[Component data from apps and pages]
_ _ _

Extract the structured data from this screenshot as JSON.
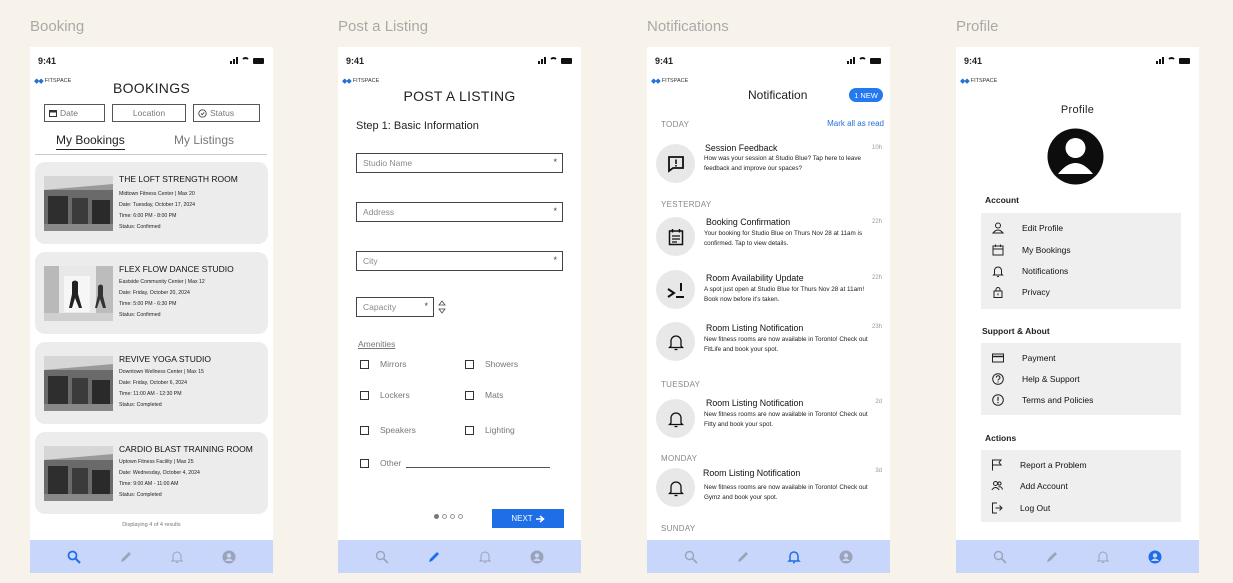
{
  "section_labels": {
    "booking": "Booking",
    "listing": "Post a Listing",
    "notifications": "Notifications",
    "profile": "Profile"
  },
  "status_time": "9:41",
  "brand": "FITSPACE",
  "colors": {
    "accent": "#1e6ee8",
    "navbar": "#c9d6fb",
    "background": "#f7f3ea",
    "card": "#ececec"
  },
  "booking": {
    "title": "BOOKINGS",
    "filters": [
      {
        "icon": "calendar-icon",
        "label": "Date"
      },
      {
        "label": "Location"
      },
      {
        "icon": "status-icon",
        "label": "Status"
      }
    ],
    "tabs": {
      "active": "My Bookings",
      "inactive": "My Listings"
    },
    "cards": [
      {
        "title": "THE LOFT STRENGTH ROOM",
        "lines": [
          "Midtown Fitness Center | Max 20",
          "Date: Tuesday, October 17, 2024",
          "Time: 6:00 PM - 8:00 PM",
          "Status: Confirmed"
        ]
      },
      {
        "title": "FLEX FLOW DANCE STUDIO",
        "lines": [
          "Eastside Community Center | Max 12",
          "Date: Friday, October 20, 2024",
          "Time: 5:00 PM - 6:30 PM",
          "Status: Confirmed"
        ]
      },
      {
        "title": "REVIVE YOGA STUDIO",
        "lines": [
          "Downtown Wellness Center | Max 15",
          "Date: Friday, October 6, 2024",
          "Time: 11:00 AM - 12:30 PM",
          "Status: Completed"
        ]
      },
      {
        "title": "CARDIO BLAST TRAINING ROOM",
        "lines": [
          "Uptown Fitness Facility | Max 25",
          "Date: Wednesday, October 4, 2024",
          "Time: 9:00 AM - 11:00 AM",
          "Status: Completed"
        ]
      }
    ],
    "results": "Displaying 4 of 4 results"
  },
  "listing": {
    "title": "POST A LISTING",
    "step": "Step 1: Basic Information",
    "fields": {
      "studio": "Studio Name",
      "address": "Address",
      "city": "City",
      "capacity": "Capacity",
      "required": "*"
    },
    "amenities_title": "Amenities",
    "amenities": [
      "Mirrors",
      "Showers",
      "Lockers",
      "Mats",
      "Speakers",
      "Lighting",
      "Other"
    ],
    "next": "NEXT",
    "page_indicator": {
      "total": 4,
      "current": 1
    }
  },
  "notifications": {
    "title": "Notification",
    "badge": "1 NEW",
    "mark_all": "Mark all as read",
    "days": [
      "TODAY",
      "YESTERDAY",
      "TUESDAY",
      "MONDAY",
      "SUNDAY"
    ],
    "items": [
      {
        "title": "Session Feedback",
        "body": "How was your session at Studio Blue? Tap here to leave feedback and improve our spaces?",
        "time": "10h",
        "icon": "feedback-icon"
      },
      {
        "title": "Booking Confirmation",
        "body": "Your booking for Studio Blue on Thurs Nov 28 at 11am is confirmed. Tap to view details.",
        "time": "22h",
        "icon": "calendar-icon"
      },
      {
        "title": "Room Availability Update",
        "body": "A spot just open at Studio Blue for Thurs Nov 28 at 11am! Book now before it's taken.",
        "time": "22h",
        "icon": "availability-icon"
      },
      {
        "title": "Room Listing Notification",
        "body": "New fitness rooms are now available in Toronto! Check out FitLife and book your spot.",
        "time": "23h",
        "icon": "bell-icon"
      },
      {
        "title": "Room Listing Notification",
        "body": "New fitness rooms are now available in Toronto! Check out Fitty and book your spot.",
        "time": "2d",
        "icon": "bell-icon"
      },
      {
        "title": "Room Listing Notification",
        "body": "New fitness rooms are now available in Toronto! Check out Gymz and book your spot.",
        "time": "3d",
        "icon": "bell-icon"
      }
    ]
  },
  "profile": {
    "title": "Profile",
    "sections": {
      "account": "Account",
      "support": "Support & About",
      "actions": "Actions"
    },
    "account_items": [
      "Edit Profile",
      "My Bookings",
      "Notifications",
      "Privacy"
    ],
    "support_items": [
      "Payment",
      "Help & Support",
      "Terms and Policies"
    ],
    "action_items": [
      "Report a Problem",
      "Add Account",
      "Log Out"
    ]
  },
  "navbar": {
    "items": [
      "search-icon",
      "pencil-icon",
      "bell-icon",
      "profile-icon"
    ]
  }
}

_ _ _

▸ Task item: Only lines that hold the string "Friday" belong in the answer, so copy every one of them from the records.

▸ Task result:
          "Date: Friday, October 20, 2024",
          "Date: Friday, October 6, 2024",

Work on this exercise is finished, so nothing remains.